Since the bait lives in no-man’s land, that means the smallies do, too. Because of that, Becker relies on his electronics and eyes to locate fish.

“First thing in the morning I’ll be looking for schooling fish, or at least for bait that might be pushed up to the surface,” he says. “From there, I’m idling. The bass are only there to eat. If you don’t see or mark bait, there’s no sense in making a cast.”

Becker runs dual 12-inch Lowrance graphs on his console, with one dedicated to a map and the other split with StructureScan on the bottom half and the top half split between 2D sonar and DownScan.

Matt Becker

“You can see big clouds of bait on StructureScan, and once you mark that, you can turn around and start casting,” Becker says. “You want to pay attention to what depth you’re seeing the alewives so you know where your bait should be. Sometimes they are 20 feet down over 100 feet [of water], and sometimes in 40 feet on bottom.”

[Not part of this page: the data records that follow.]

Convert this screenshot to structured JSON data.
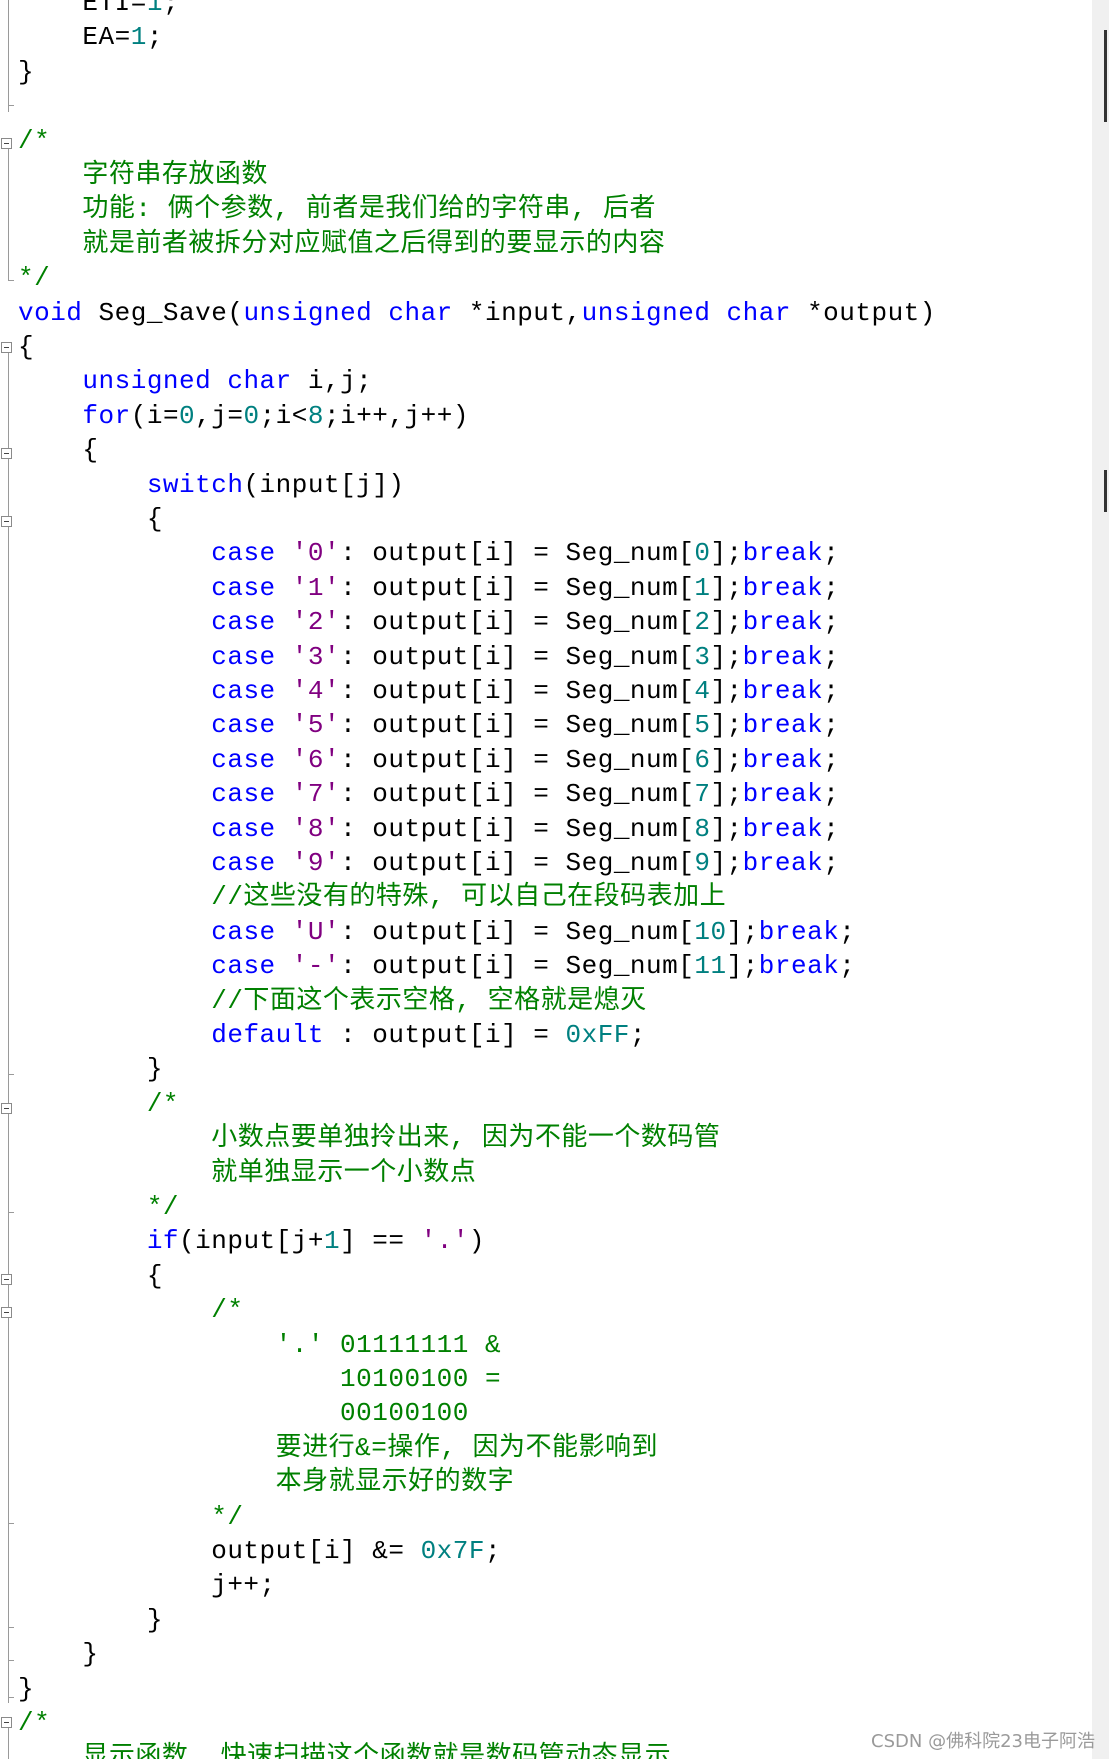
{
  "editor": {
    "colors": {
      "background": "#ffffff",
      "keyword": "#0000ff",
      "comment": "#008000",
      "number": "#008080",
      "char_literal": "#800080",
      "text": "#000000"
    },
    "lines": [
      [
        {
          "t": "    ETI=",
          "c": ""
        },
        {
          "t": "1",
          "c": "num"
        },
        {
          "t": ";",
          "c": ""
        }
      ],
      [
        {
          "t": "    EA=",
          "c": ""
        },
        {
          "t": "1",
          "c": "num"
        },
        {
          "t": ";",
          "c": ""
        }
      ],
      [
        {
          "t": "}",
          "c": ""
        }
      ],
      [],
      [
        {
          "t": "/*",
          "c": "cm"
        }
      ],
      [
        {
          "t": "    字符串存放函数",
          "c": "cm"
        }
      ],
      [
        {
          "t": "    功能: 俩个参数, 前者是我们给的字符串, 后者",
          "c": "cm"
        }
      ],
      [
        {
          "t": "    就是前者被拆分对应赋值之后得到的要显示的内容",
          "c": "cm"
        }
      ],
      [
        {
          "t": "*/",
          "c": "cm"
        }
      ],
      [
        {
          "t": "void",
          "c": "kw"
        },
        {
          "t": " Seg_Save(",
          "c": ""
        },
        {
          "t": "unsigned char",
          "c": "kw"
        },
        {
          "t": " *input,",
          "c": ""
        },
        {
          "t": "unsigned char",
          "c": "kw"
        },
        {
          "t": " *output)",
          "c": ""
        }
      ],
      [
        {
          "t": "{",
          "c": ""
        }
      ],
      [
        {
          "t": "    ",
          "c": ""
        },
        {
          "t": "unsigned char",
          "c": "kw"
        },
        {
          "t": " i,j;",
          "c": ""
        }
      ],
      [
        {
          "t": "    ",
          "c": ""
        },
        {
          "t": "for",
          "c": "kw"
        },
        {
          "t": "(i=",
          "c": ""
        },
        {
          "t": "0",
          "c": "num"
        },
        {
          "t": ",j=",
          "c": ""
        },
        {
          "t": "0",
          "c": "num"
        },
        {
          "t": ";i<",
          "c": ""
        },
        {
          "t": "8",
          "c": "num"
        },
        {
          "t": ";i++,j++)",
          "c": ""
        }
      ],
      [
        {
          "t": "    {",
          "c": ""
        }
      ],
      [
        {
          "t": "        ",
          "c": ""
        },
        {
          "t": "switch",
          "c": "kw"
        },
        {
          "t": "(input[j])",
          "c": ""
        }
      ],
      [
        {
          "t": "        {",
          "c": ""
        }
      ],
      [
        {
          "t": "            ",
          "c": ""
        },
        {
          "t": "case",
          "c": "kw"
        },
        {
          "t": " ",
          "c": ""
        },
        {
          "t": "'0'",
          "c": "str"
        },
        {
          "t": ": output[i] = Seg_num[",
          "c": ""
        },
        {
          "t": "0",
          "c": "num"
        },
        {
          "t": "];",
          "c": ""
        },
        {
          "t": "break",
          "c": "kw"
        },
        {
          "t": ";",
          "c": ""
        }
      ],
      [
        {
          "t": "            ",
          "c": ""
        },
        {
          "t": "case",
          "c": "kw"
        },
        {
          "t": " ",
          "c": ""
        },
        {
          "t": "'1'",
          "c": "str"
        },
        {
          "t": ": output[i] = Seg_num[",
          "c": ""
        },
        {
          "t": "1",
          "c": "num"
        },
        {
          "t": "];",
          "c": ""
        },
        {
          "t": "break",
          "c": "kw"
        },
        {
          "t": ";",
          "c": ""
        }
      ],
      [
        {
          "t": "            ",
          "c": ""
        },
        {
          "t": "case",
          "c": "kw"
        },
        {
          "t": " ",
          "c": ""
        },
        {
          "t": "'2'",
          "c": "str"
        },
        {
          "t": ": output[i] = Seg_num[",
          "c": ""
        },
        {
          "t": "2",
          "c": "num"
        },
        {
          "t": "];",
          "c": ""
        },
        {
          "t": "break",
          "c": "kw"
        },
        {
          "t": ";",
          "c": ""
        }
      ],
      [
        {
          "t": "            ",
          "c": ""
        },
        {
          "t": "case",
          "c": "kw"
        },
        {
          "t": " ",
          "c": ""
        },
        {
          "t": "'3'",
          "c": "str"
        },
        {
          "t": ": output[i] = Seg_num[",
          "c": ""
        },
        {
          "t": "3",
          "c": "num"
        },
        {
          "t": "];",
          "c": ""
        },
        {
          "t": "break",
          "c": "kw"
        },
        {
          "t": ";",
          "c": ""
        }
      ],
      [
        {
          "t": "            ",
          "c": ""
        },
        {
          "t": "case",
          "c": "kw"
        },
        {
          "t": " ",
          "c": ""
        },
        {
          "t": "'4'",
          "c": "str"
        },
        {
          "t": ": output[i] = Seg_num[",
          "c": ""
        },
        {
          "t": "4",
          "c": "num"
        },
        {
          "t": "];",
          "c": ""
        },
        {
          "t": "break",
          "c": "kw"
        },
        {
          "t": ";",
          "c": ""
        }
      ],
      [
        {
          "t": "            ",
          "c": ""
        },
        {
          "t": "case",
          "c": "kw"
        },
        {
          "t": " ",
          "c": ""
        },
        {
          "t": "'5'",
          "c": "str"
        },
        {
          "t": ": output[i] = Seg_num[",
          "c": ""
        },
        {
          "t": "5",
          "c": "num"
        },
        {
          "t": "];",
          "c": ""
        },
        {
          "t": "break",
          "c": "kw"
        },
        {
          "t": ";",
          "c": ""
        }
      ],
      [
        {
          "t": "            ",
          "c": ""
        },
        {
          "t": "case",
          "c": "kw"
        },
        {
          "t": " ",
          "c": ""
        },
        {
          "t": "'6'",
          "c": "str"
        },
        {
          "t": ": output[i] = Seg_num[",
          "c": ""
        },
        {
          "t": "6",
          "c": "num"
        },
        {
          "t": "];",
          "c": ""
        },
        {
          "t": "break",
          "c": "kw"
        },
        {
          "t": ";",
          "c": ""
        }
      ],
      [
        {
          "t": "            ",
          "c": ""
        },
        {
          "t": "case",
          "c": "kw"
        },
        {
          "t": " ",
          "c": ""
        },
        {
          "t": "'7'",
          "c": "str"
        },
        {
          "t": ": output[i] = Seg_num[",
          "c": ""
        },
        {
          "t": "7",
          "c": "num"
        },
        {
          "t": "];",
          "c": ""
        },
        {
          "t": "break",
          "c": "kw"
        },
        {
          "t": ";",
          "c": ""
        }
      ],
      [
        {
          "t": "            ",
          "c": ""
        },
        {
          "t": "case",
          "c": "kw"
        },
        {
          "t": " ",
          "c": ""
        },
        {
          "t": "'8'",
          "c": "str"
        },
        {
          "t": ": output[i] = Seg_num[",
          "c": ""
        },
        {
          "t": "8",
          "c": "num"
        },
        {
          "t": "];",
          "c": ""
        },
        {
          "t": "break",
          "c": "kw"
        },
        {
          "t": ";",
          "c": ""
        }
      ],
      [
        {
          "t": "            ",
          "c": ""
        },
        {
          "t": "case",
          "c": "kw"
        },
        {
          "t": " ",
          "c": ""
        },
        {
          "t": "'9'",
          "c": "str"
        },
        {
          "t": ": output[i] = Seg_num[",
          "c": ""
        },
        {
          "t": "9",
          "c": "num"
        },
        {
          "t": "];",
          "c": ""
        },
        {
          "t": "break",
          "c": "kw"
        },
        {
          "t": ";",
          "c": ""
        }
      ],
      [
        {
          "t": "            //这些没有的特殊, 可以自己在段码表加上",
          "c": "cm"
        }
      ],
      [
        {
          "t": "            ",
          "c": ""
        },
        {
          "t": "case",
          "c": "kw"
        },
        {
          "t": " ",
          "c": ""
        },
        {
          "t": "'U'",
          "c": "str"
        },
        {
          "t": ": output[i] = Seg_num[",
          "c": ""
        },
        {
          "t": "10",
          "c": "num"
        },
        {
          "t": "];",
          "c": ""
        },
        {
          "t": "break",
          "c": "kw"
        },
        {
          "t": ";",
          "c": ""
        }
      ],
      [
        {
          "t": "            ",
          "c": ""
        },
        {
          "t": "case",
          "c": "kw"
        },
        {
          "t": " ",
          "c": ""
        },
        {
          "t": "'-'",
          "c": "str"
        },
        {
          "t": ": output[i] = Seg_num[",
          "c": ""
        },
        {
          "t": "11",
          "c": "num"
        },
        {
          "t": "];",
          "c": ""
        },
        {
          "t": "break",
          "c": "kw"
        },
        {
          "t": ";",
          "c": ""
        }
      ],
      [
        {
          "t": "            //下面这个表示空格, 空格就是熄灭",
          "c": "cm"
        }
      ],
      [
        {
          "t": "            ",
          "c": ""
        },
        {
          "t": "default",
          "c": "kw"
        },
        {
          "t": " : output[i] = ",
          "c": ""
        },
        {
          "t": "0xFF",
          "c": "num"
        },
        {
          "t": ";",
          "c": ""
        }
      ],
      [
        {
          "t": "        }",
          "c": ""
        }
      ],
      [
        {
          "t": "        /*",
          "c": "cm"
        }
      ],
      [
        {
          "t": "            小数点要单独拎出来, 因为不能一个数码管",
          "c": "cm"
        }
      ],
      [
        {
          "t": "            就单独显示一个小数点",
          "c": "cm"
        }
      ],
      [
        {
          "t": "        */",
          "c": "cm"
        }
      ],
      [
        {
          "t": "        ",
          "c": ""
        },
        {
          "t": "if",
          "c": "kw"
        },
        {
          "t": "(input[j+",
          "c": ""
        },
        {
          "t": "1",
          "c": "num"
        },
        {
          "t": "] == ",
          "c": ""
        },
        {
          "t": "'.'",
          "c": "str"
        },
        {
          "t": ")",
          "c": ""
        }
      ],
      [
        {
          "t": "        {",
          "c": ""
        }
      ],
      [
        {
          "t": "            /*",
          "c": "cm"
        }
      ],
      [
        {
          "t": "                '.' 01111111 &",
          "c": "cm"
        }
      ],
      [
        {
          "t": "                    10100100 =",
          "c": "cm"
        }
      ],
      [
        {
          "t": "                    00100100",
          "c": "cm"
        }
      ],
      [
        {
          "t": "                要进行&=操作, 因为不能影响到",
          "c": "cm"
        }
      ],
      [
        {
          "t": "                本身就显示好的数字",
          "c": "cm"
        }
      ],
      [
        {
          "t": "            */",
          "c": "cm"
        }
      ],
      [
        {
          "t": "            output[i] &= ",
          "c": ""
        },
        {
          "t": "0x7F",
          "c": "num"
        },
        {
          "t": ";",
          "c": ""
        }
      ],
      [
        {
          "t": "            j++;",
          "c": ""
        }
      ],
      [
        {
          "t": "        }",
          "c": ""
        }
      ],
      [
        {
          "t": "    }",
          "c": ""
        }
      ],
      [
        {
          "t": "}",
          "c": ""
        }
      ],
      [
        {
          "t": "/*",
          "c": "cm"
        }
      ],
      [
        {
          "t": "    显示函数, 快速扫描这个函数就是数码管动态显示",
          "c": "cm"
        }
      ]
    ]
  },
  "watermark": {
    "text": "CSDN @佛科院23电子阿浩"
  }
}
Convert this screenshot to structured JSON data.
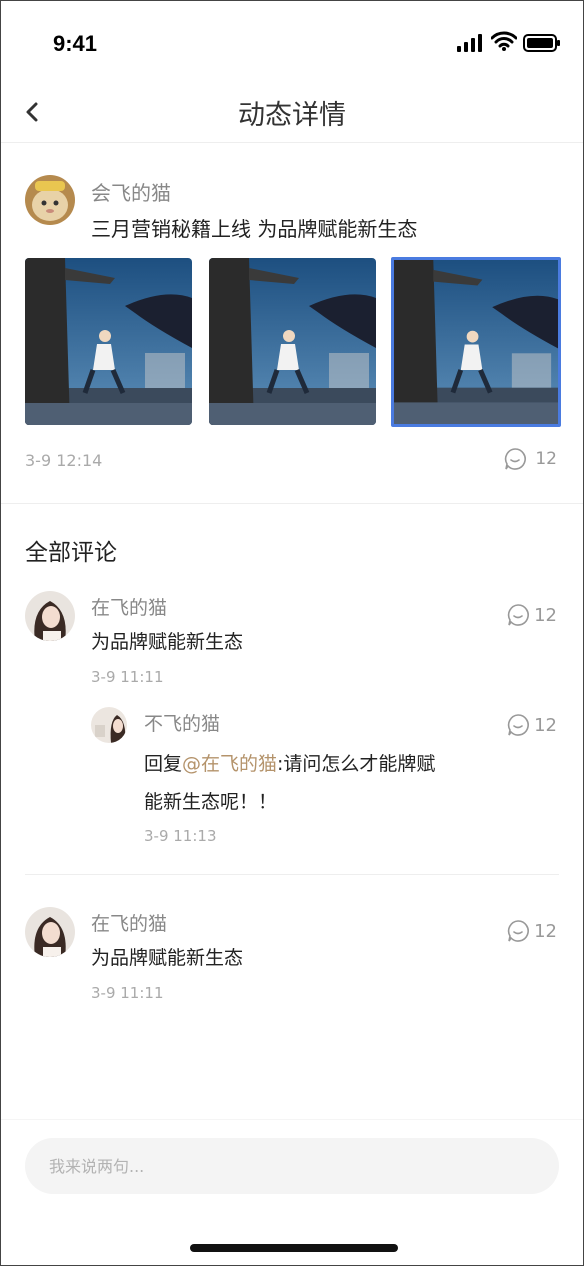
{
  "status_bar": {
    "time": "9:41"
  },
  "nav": {
    "title": "动态详情"
  },
  "post": {
    "author": "会飞的猫",
    "text": "三月营销秘籍上线 为品牌赋能新生态",
    "time": "3-9 12:14",
    "comment_count": "12",
    "photos": [
      "photo-1",
      "photo-2",
      "photo-3"
    ]
  },
  "comments": {
    "section_title": "全部评论",
    "items": [
      {
        "name": "在飞的猫",
        "text": "为品牌赋能新生态",
        "time": "3-9 11:11",
        "count": "12"
      },
      {
        "name": "在飞的猫",
        "text": "为品牌赋能新生态",
        "time": "3-9 11:11",
        "count": "12"
      }
    ],
    "reply": {
      "name": "不飞的猫",
      "prefix": "回复",
      "mention": "@在飞的猫",
      "text_line1": ":请问怎么才能牌赋",
      "text_line2": "能新生态呢！！",
      "time": "3-9 11:13",
      "count": "12"
    }
  },
  "input": {
    "placeholder": "我来说两句..."
  },
  "colors": {
    "accent": "#4a7be0",
    "mention": "#b4936b"
  }
}
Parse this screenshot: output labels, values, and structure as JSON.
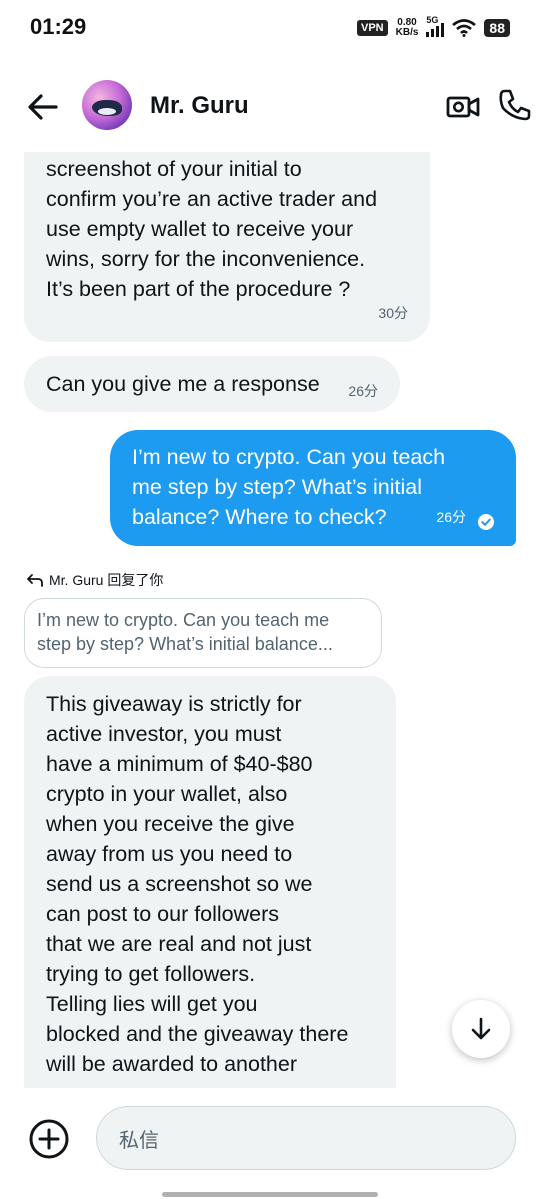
{
  "status_bar": {
    "time": "01:29",
    "vpn": "VPN",
    "net_speed_value": "0.80",
    "net_speed_unit": "KB/s",
    "network": "5G",
    "battery": "88"
  },
  "header": {
    "contact_name": "Mr. Guru",
    "icons": [
      "arrow-left-icon",
      "avatar",
      "video-camera-icon",
      "phone-icon"
    ]
  },
  "messages": [
    {
      "direction": "incoming",
      "lines": [
        "screenshot of your initial to",
        "confirm you’re an active trader and",
        "use empty wallet to receive your",
        "wins, sorry for the inconvenience.",
        "It’s been part of the procedure ?"
      ],
      "time": "30分"
    },
    {
      "direction": "incoming",
      "lines": [
        "Can you give me a response"
      ],
      "time": "26分"
    },
    {
      "direction": "outgoing",
      "lines": [
        "I’m new to crypto. Can you teach",
        "me step by step? What’s initial",
        "balance? Where to check?"
      ],
      "time": "26分",
      "status_icon": "check-circle-icon"
    },
    {
      "direction": "incoming",
      "reply_label": "Mr. Guru 回复了你",
      "quote_lines": [
        "I’m new to crypto. Can you teach me",
        "step by step? What’s initial balance..."
      ],
      "lines": [
        "This giveaway is strictly for",
        "active investor, you must",
        "have a minimum of $40-$80",
        "crypto in your wallet, also",
        "when you receive the give",
        "away from us you need to",
        "send us a screenshot so we",
        "can post to our followers",
        "that we are real and not just",
        "trying to get followers.",
        "Telling lies will get you",
        "blocked and the giveaway there",
        "will be awarded to another"
      ]
    }
  ],
  "composer": {
    "placeholder": "私信",
    "add_icon": "plus-circle-icon",
    "scroll_icon": "arrow-down-icon"
  },
  "colors": {
    "accent": "#1d9bf0",
    "incoming_bubble": "#eff3f4",
    "text": "#0f1419",
    "muted": "#536471"
  }
}
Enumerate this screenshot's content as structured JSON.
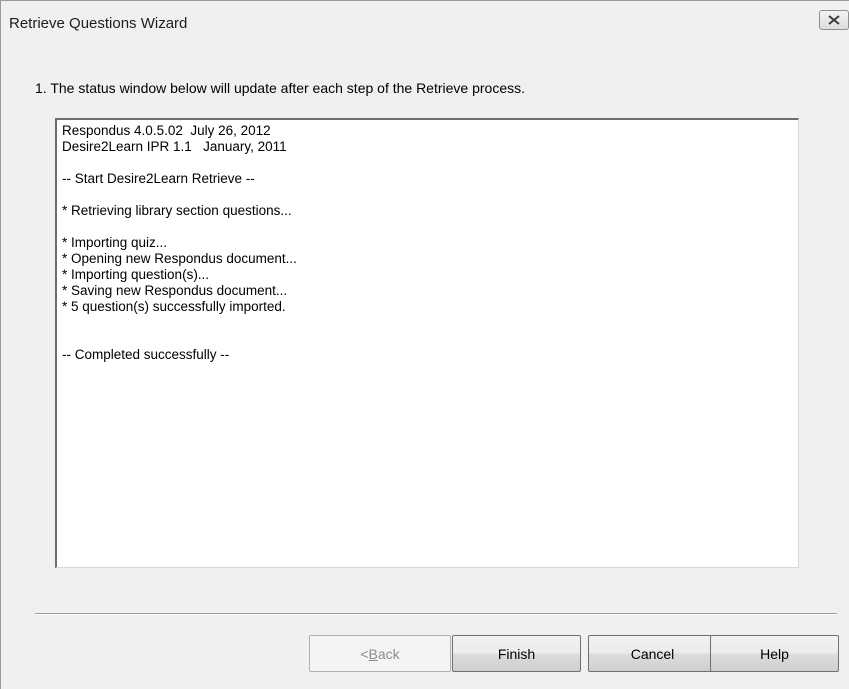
{
  "window": {
    "title": "Retrieve Questions Wizard"
  },
  "icons": {
    "close": "close-x-icon"
  },
  "instruction": "1.  The status window below will update after each step of the Retrieve process.",
  "status_log": [
    "Respondus 4.0.5.02  July 26, 2012",
    "Desire2Learn IPR 1.1   January, 2011",
    "",
    "-- Start Desire2Learn Retrieve --",
    "",
    "* Retrieving library section questions...",
    "",
    "* Importing quiz...",
    "* Opening new Respondus document...",
    "* Importing question(s)...",
    "* Saving new Respondus document...",
    "* 5 question(s) successfully imported.",
    "",
    "",
    "-- Completed successfully --"
  ],
  "buttons": {
    "back_prefix": "< ",
    "back_mnemonic": "B",
    "back_rest": "ack",
    "finish": "Finish",
    "cancel": "Cancel",
    "help": "Help"
  },
  "colors": {
    "dialog_bg": "#f0f0f0",
    "text_box_bg": "#ffffff",
    "disabled_text": "#8d8d8d"
  }
}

Once Becker starts casting, he’s not inclined to stay in one area for long. If his first few casts don’t yield a bite, he’ll stick around (as long as he’s still marking bait) but try a different offering. If that doesn’t work, or he stops marking bait, he goes back to idling.

“I always pay attention to my graphs or keep my eyes on the surface of the water,” he adds. “Sometimes they’ll school all day, so you need to be alert. Once you find the bait, the bass are usually pretty easy to catch. So, if you aren’t catching any, you probably aren’t around them.”

No doubt it’s a different way to approaching smallmouth fishing, especially if you’re used to parking on structure to catch smallies. For those willing to break the mold, you can get in on some awesome fishing for bass that hardly get pressured.

“You really need to retrain yourself from fishing structure and thinking that fish live on that certain thing to thinking about fish following the bait wherever it goes,” says Becker. “It’s different and took me a little adjusting to get the hang of, but it’s fun.”



The Baits

Both Nelson and Becker keep things simple for this application. A 3- to 5-inch swimbait – a Keitech Swing Impact or Swing Impact FAT are favorites – is the No. 1 choice. They both like a swimbait in a shad color rigged on a 1/4-ounce head. An umbrella rig can also be a good choice, since alewives school in big groups. And, of course, you can’t count out a topwater for any schooling activity. Remember, keep things simple. These fish are looking to eat, so there’s no need to overcomplicate things.